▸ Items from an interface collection
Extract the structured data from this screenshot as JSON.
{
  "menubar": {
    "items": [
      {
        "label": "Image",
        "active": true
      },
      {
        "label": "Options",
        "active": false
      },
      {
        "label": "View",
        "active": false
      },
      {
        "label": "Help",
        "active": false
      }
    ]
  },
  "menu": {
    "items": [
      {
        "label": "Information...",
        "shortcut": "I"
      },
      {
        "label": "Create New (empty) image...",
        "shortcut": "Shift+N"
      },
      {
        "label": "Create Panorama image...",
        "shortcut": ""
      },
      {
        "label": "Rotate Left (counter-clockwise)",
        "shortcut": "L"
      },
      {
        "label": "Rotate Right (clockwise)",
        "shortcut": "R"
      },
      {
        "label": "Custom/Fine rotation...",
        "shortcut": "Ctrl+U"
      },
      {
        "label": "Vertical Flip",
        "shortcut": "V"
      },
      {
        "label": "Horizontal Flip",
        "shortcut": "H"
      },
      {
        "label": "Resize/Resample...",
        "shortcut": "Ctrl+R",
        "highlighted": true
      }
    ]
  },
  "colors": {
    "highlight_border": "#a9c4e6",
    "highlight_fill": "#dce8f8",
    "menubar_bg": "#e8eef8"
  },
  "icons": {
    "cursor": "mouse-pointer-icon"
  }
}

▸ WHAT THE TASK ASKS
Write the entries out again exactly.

▸ SOLUTION FOR THIS TASK
Extract the structured data from this screenshot as JSON.
{
  "menubar": {
    "items": [
      {
        "label": "Image",
        "active": true
      },
      {
        "label": "Options",
        "active": false
      },
      {
        "label": "View",
        "active": false
      },
      {
        "label": "Help",
        "active": false
      }
    ]
  },
  "menu": {
    "items": [
      {
        "label": "Information...",
        "shortcut": "I"
      },
      {
        "label": "Create New (empty) image...",
        "shortcut": "Shift+N"
      },
      {
        "label": "Create Panorama image...",
        "shortcut": ""
      },
      {
        "label": "Rotate Left (counter-clockwise)",
        "shortcut": "L"
      },
      {
        "label": "Rotate Right (clockwise)",
        "shortcut": "R"
      },
      {
        "label": "Custom/Fine rotation...",
        "shortcut": "Ctrl+U"
      },
      {
        "label": "Vertical Flip",
        "shortcut": "V"
      },
      {
        "label": "Horizontal Flip",
        "shortcut": "H"
      },
      {
        "label": "Resize/Resample...",
        "shortcut": "Ctrl+R",
        "highlighted": true
      }
    ]
  },
  "colors": {
    "highlight_border": "#a9c4e6",
    "highlight_fill": "#dce8f8",
    "menubar_bg": "#e8eef8"
  },
  "icons": {
    "cursor": "mouse-pointer-icon"
  }
}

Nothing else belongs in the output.